The full text of a position document presented by Sinn Fein to the Haass Talks on Flags and Emblems, Parades, and Dealing with the Past, which was published today.
Historically the political use of flags, symbols and emblems has been contested within our divided society since the genesis of partition. The old Stormont regime heavily regulated the public display of flags by citizens, prohibiting the flying of the Irish Tricolour, while making it a criminal offence to take down a Union flag anywhere other than your own property.
This legislation was repealed in 1987, as it was incompatible with Articles 10 and 14 of the European Convention on Human Rights (ECHR) in respect of freedom of expression without discrimination.
In 1998, both the Good Friday Agreement (GFA) and the Human Rights Act (HRA) guaranteed the incorporation of the ECHR into domestic law.
The GFA provide for an ‘Equality of Treatment’ duty on public authorities. This statutory duty was explicitly singled out in the agreement to be enshrined with the Bill of Rights.
‘The formulating of a general obligation on government and public bodies, fully to respect on the basis of equality of treatment, the identity and ethos of both communities’.
Subsequently, the Human Rights Commission (HRC), tasked with the formulation of the bill, recommended in its 2008 advice to the government:
‘Public authorities must fully respect, on the basis of equality of treatment, the identity and ethos of both main communities in NI. No one relying on this provision may do so in a manner inconsistent with the rights and freedoms of others’.
The British Government has still not introduced a Bill of Rights.
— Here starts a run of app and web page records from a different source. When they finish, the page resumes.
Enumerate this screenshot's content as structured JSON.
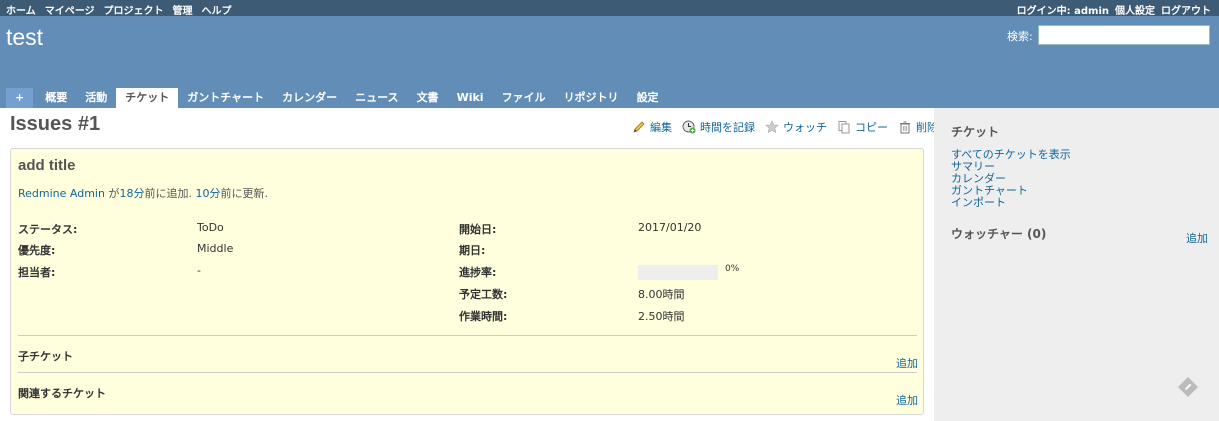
{
  "top_menu": {
    "items": [
      "ホーム",
      "マイページ",
      "プロジェクト",
      "管理",
      "ヘルプ"
    ],
    "logged_in_label": "ログイン中:",
    "user": "admin",
    "my_account": "個人設定",
    "logout": "ログアウト"
  },
  "header": {
    "project": "test",
    "search_label": "検索:",
    "search_value": ""
  },
  "main_menu": {
    "new": "+",
    "tabs": [
      "概要",
      "活動",
      "チケット",
      "ガントチャート",
      "カレンダー",
      "ニュース",
      "文書",
      "Wiki",
      "ファイル",
      "リポジトリ",
      "設定"
    ],
    "selected": "チケット"
  },
  "content": {
    "title": "Issues #1",
    "actions": [
      "編集",
      "時間を記録",
      "ウォッチ",
      "コピー",
      "削除"
    ]
  },
  "issue": {
    "subject": "add title",
    "author": "Redmine Admin",
    "added_ago": "18分",
    "added_suffix": "前に追加.",
    "updated_ago": "10分",
    "updated_suffix": "前に更新.",
    "left_attrs": [
      {
        "label": "ステータス:",
        "value": "ToDo"
      },
      {
        "label": "優先度:",
        "value": "Middle"
      },
      {
        "label": "担当者:",
        "value": "-"
      }
    ],
    "right_attrs": [
      {
        "label": "開始日:",
        "value": "2017/01/20"
      },
      {
        "label": "期日:",
        "value": ""
      },
      {
        "label": "進捗率:",
        "value": "0%"
      },
      {
        "label": "予定工数:",
        "value": "8.00時間"
      },
      {
        "label": "作業時間:",
        "value": "2.50時間"
      }
    ],
    "progress": 0,
    "subtasks_title": "子チケット",
    "relations_title": "関連するチケット",
    "add_label": "追加"
  },
  "sidebar": {
    "tickets_title": "チケット",
    "links": [
      "すべてのチケットを表示",
      "サマリー",
      "カレンダー",
      "ガントチャート",
      "インポート"
    ],
    "watchers_title": "ウォッチャー (0)",
    "watchers_add": "追加"
  },
  "colors": {
    "top_menu_bg": "#3e5b76",
    "header_bg": "#628db6",
    "link": "#116699",
    "issue_bg": "#ffffdd",
    "sidebar_bg": "#eeeeee"
  }
}
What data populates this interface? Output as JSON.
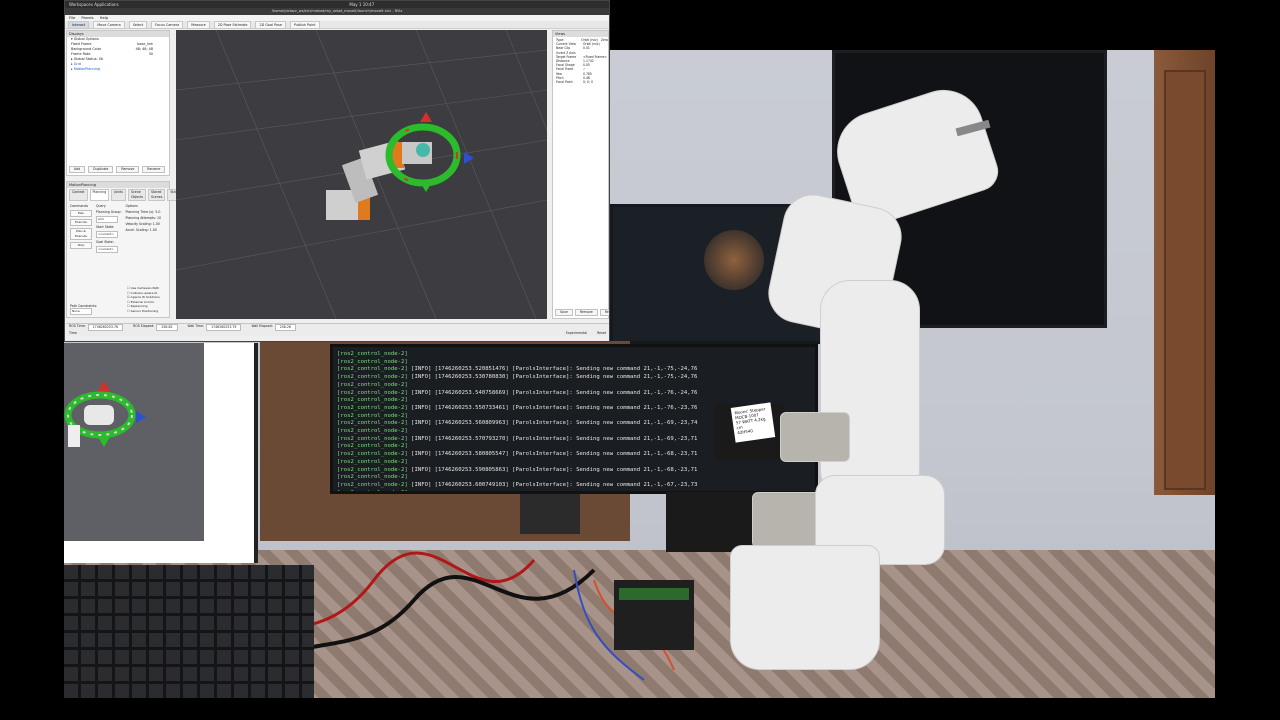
{
  "os_bar": {
    "left": "Workspaces   Applications",
    "center": "May 1  10:47",
    "right": ""
  },
  "window": {
    "title": "/home/pictopr_ws/src/mrobot/my_robot_moveit/launch/moveit.rviz - RViz"
  },
  "menus": [
    "File",
    "Panels",
    "Help"
  ],
  "toolbar": {
    "items": [
      "Interact",
      "Move Camera",
      "Select",
      "Focus Camera",
      "Measure",
      "2D Pose Estimate",
      "2D Goal Pose",
      "Publish Point"
    ],
    "active": "Interact"
  },
  "displays": {
    "header": "Displays",
    "rows": [
      {
        "label": "▾ Global Options",
        "value": ""
      },
      {
        "label": "Fixed Frame",
        "value": "base_link"
      },
      {
        "label": "Background Color",
        "value": "48; 48; 48"
      },
      {
        "label": "Frame Rate",
        "value": "30"
      },
      {
        "label": "▸ Global Status: Ok",
        "value": ""
      },
      {
        "label": "▸ Grid",
        "value": ""
      },
      {
        "label": "▸ MotionPlanning",
        "value": ""
      }
    ],
    "buttons": [
      "Add",
      "Duplicate",
      "Remove",
      "Rename"
    ]
  },
  "motion_planning": {
    "header": "MotionPlanning",
    "tabs": [
      "Context",
      "Planning",
      "Joints",
      "Scene Objects",
      "Stored Scenes",
      "Status"
    ],
    "active_tab": "Planning",
    "commands_label": "Commands",
    "query_label": "Query",
    "options_label": "Options",
    "buttons": [
      "Plan",
      "Execute",
      "Plan & Execute",
      "Stop"
    ],
    "planning_group_label": "Planning Group:",
    "planning_group": "arm",
    "start_state_label": "Start State:",
    "start_state": "<current>",
    "goal_state_label": "Goal State:",
    "goal_state": "<current>",
    "planning_time_label": "Planning Time (s):",
    "planning_time": "5.0",
    "attempts_label": "Planning Attempts:",
    "attempts": "10",
    "velocity_label": "Velocity Scaling:",
    "velocity": "1.00",
    "accel_label": "Accel. Scaling:",
    "accel": "1.00",
    "checks": [
      "Use Cartesian Path",
      "Collision-aware IK",
      "Approx IK Solutions",
      "External Comm.",
      "Replanning",
      "Sensor Positioning"
    ],
    "path_constraints_label": "Path Constraints:",
    "path_constraints": "None"
  },
  "views": {
    "header": "Views",
    "type_label": "Type:",
    "type_value": "Orbit (rviz)",
    "zero_button": "Zero",
    "rows": [
      {
        "k": "Current View",
        "v": "Orbit (rviz)"
      },
      {
        "k": "Near Clip",
        "v": "0.01"
      },
      {
        "k": "Invert Z Axis",
        "v": ""
      },
      {
        "k": "Target Frame",
        "v": "<Fixed Frame>"
      },
      {
        "k": "Distance",
        "v": "1.1742"
      },
      {
        "k": "Focal Shape",
        "v": "0.05"
      },
      {
        "k": "Focal Fixed",
        "v": "✓"
      },
      {
        "k": "Yaw",
        "v": "0.785"
      },
      {
        "k": "Pitch",
        "v": "0.48"
      },
      {
        "k": "Focal Point",
        "v": "0; 0; 0"
      }
    ],
    "buttons": [
      "Save",
      "Remove",
      "Rename"
    ]
  },
  "time": {
    "header": "Time",
    "fields": [
      {
        "label": "ROS Time:",
        "value": "1746260253.76"
      },
      {
        "label": "ROS Elapsed:",
        "value": "258.82"
      },
      {
        "label": "Wall Time:",
        "value": "1746260253.79"
      },
      {
        "label": "Wall Elapsed:",
        "value": "258.26"
      }
    ],
    "experimental": "Experimental",
    "reset": "Reset"
  },
  "terminal": {
    "lines": [
      {
        "node": "[ros2_control_node-2]",
        "text": ""
      },
      {
        "node": "[ros2_control_node-2]",
        "text": ""
      },
      {
        "node": "[ros2_control_node-2]",
        "text": " [INFO] [1746260253.520851476] [ParolsInterface]: Sending new command 21,-1,-75,-24,76"
      },
      {
        "node": "[ros2_control_node-2]",
        "text": " [INFO] [1746260253.530780830] [ParolsInterface]: Sending new command 21,-1,-75,-24,76"
      },
      {
        "node": "[ros2_control_node-2]",
        "text": ""
      },
      {
        "node": "[ros2_control_node-2]",
        "text": " [INFO] [1746260253.540758669] [ParolsInterface]: Sending new command 21,-1,-76,-24,76"
      },
      {
        "node": "[ros2_control_node-2]",
        "text": ""
      },
      {
        "node": "[ros2_control_node-2]",
        "text": " [INFO] [1746260253.550733461] [ParolsInterface]: Sending new command 21,-1,-76,-23,76"
      },
      {
        "node": "[ros2_control_node-2]",
        "text": ""
      },
      {
        "node": "[ros2_control_node-2]",
        "text": " [INFO] [1746260253.560809963] [ParolsInterface]: Sending new command 21,-1,-69,-23,74"
      },
      {
        "node": "[ros2_control_node-2]",
        "text": ""
      },
      {
        "node": "[ros2_control_node-2]",
        "text": " [INFO] [1746260253.570793270] [ParolsInterface]: Sending new command 21,-1,-69,-23,71"
      },
      {
        "node": "[ros2_control_node-2]",
        "text": ""
      },
      {
        "node": "[ros2_control_node-2]",
        "text": " [INFO] [1746260253.580805547] [ParolsInterface]: Sending new command 21,-1,-68,-23,71"
      },
      {
        "node": "[ros2_control_node-2]",
        "text": ""
      },
      {
        "node": "[ros2_control_node-2]",
        "text": " [INFO] [1746260253.590805863] [ParolsInterface]: Sending new command 21,-1,-68,-23,71"
      },
      {
        "node": "[ros2_control_node-2]",
        "text": ""
      },
      {
        "node": "[ros2_control_node-2]",
        "text": " [INFO] [1746260253.600749103] [ParolsInterface]: Sending new command 21,-1,-67,-23,73"
      },
      {
        "node": "[ros2_control_node-2]",
        "text": ""
      },
      {
        "node": "[ros2_control_node-2]",
        "text": " [INFO] [1746260253.610859625] [ParolsInterface]: Sending new command 21,-1,-67,-23,73"
      },
      {
        "node": "[ros2_control_node-2]",
        "text": ""
      }
    ]
  },
  "motor_label": {
    "brand": "Moons' Stepper",
    "model": "MOCB-1007",
    "spec": "57 WATT 4.2kg cm",
    "part": "42H540"
  },
  "colors": {
    "viewport_bg": "#3c3c41",
    "robot_orange": "#e07a1f",
    "marker_green": "#2bbb2b",
    "marker_red": "#d6302b",
    "marker_blue": "#2d4fd0",
    "terminal_green": "#7ee07e"
  }
}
This void has contributed in no small measure to the malaise we are currently in, surrounding these issues.
In the context of a divided society, public authorities cannot and should not reflect the national identity of just one side of the community. In respect of this Sinn Fe\0x0301in has proposed a policy of ‘equality or neutrality’. This can translate into both national flags on display or no flags at all to be flown. What is required is a manifestation of mutual respect for both identities, British and Irish.
Apart from public buildings, the use of flags, symbols and emblems are also a contentious issue in public places. Apart from unenforced planning laws, no form of state regulation exists.
Some may question the need or purpose of flying flags at all, within our divided society. Such displays can generate a sense of fear and division by marking our territory. This is clearly at odds with the wishes of the majority of the population to develop a peaceful, progressive and shared future. However, we must deal with the current reality, and the essential need to find a way of ‘regulating’ the display of flags and emblems.
There does exist however a ‘flags’ protocol in which the PSNI is the lead agency. This has never been implemented in any significant measure. In essence it is a totally ineffective mechanism for dealing with displays in public spaces. It was introduced in 2005 with a remit to provide the means with which to remove all flags from arterial routes and town centres. It also included a number of specific objectives:
While the protocol has not delivered, its objectives require further consideration, especially in the context of any attempt to build a statutory and/or consensual approach for them.
We need to respect the right of all citizens to celebrate one’s culture and identity in an acceptable manner, while recognising and respecting the perceptions of those who may view such displays as overtly sectarian, intimidating and indeed threatening in nature. Failure to do so, perpetuates division and instability.
Sinn Fein is committed to proactively work with the Republican/Nationalist community to develop agreed protocols around flags, symbols and emblems with our Unionist/Loyalist neighbours.
This could be dealt with through observing the following measures which should be underpinned in legislation.
1. No flags or emblems to be displayed on key arterial routes (to be defined) and town centres.
2. No paramilitary flags, displaying symbols or names, and regimental military flags (e.g. Parachute Regiment) on display in public places
3. No flags/emblems to be displayed in the vicinity of:
a. Places of worship b. Schools c. Hospitals or any publicly funded buildings d. Or within, or adjacent to, shared/mixed/new housing developments e. Interface boundaries
4. Flags/emblems/symbols that are tattered, torn, discoloured or in general disrepair, confer a lack of respect and should be removed.
5. Flag protocols could be developed in local or between neighbouring areas: Agreement could be reached on the following principles:
6. Any actions under these protocols must be necessary, proportionate and in line with the ECHR.
The development of a consensus around these protocols over time is desireable in addressing this contentious and highly divisive issue.
This would also contribute, in no small way, to a reduction in tension and frustration that this issue has generated, for all political perspectives, especially over this past ten months. Moreover, it would help create the conditions for promoting reconciliation, and help build a shared future, on the foundation stones of equality, parity of esteem, tolerance and respect for all.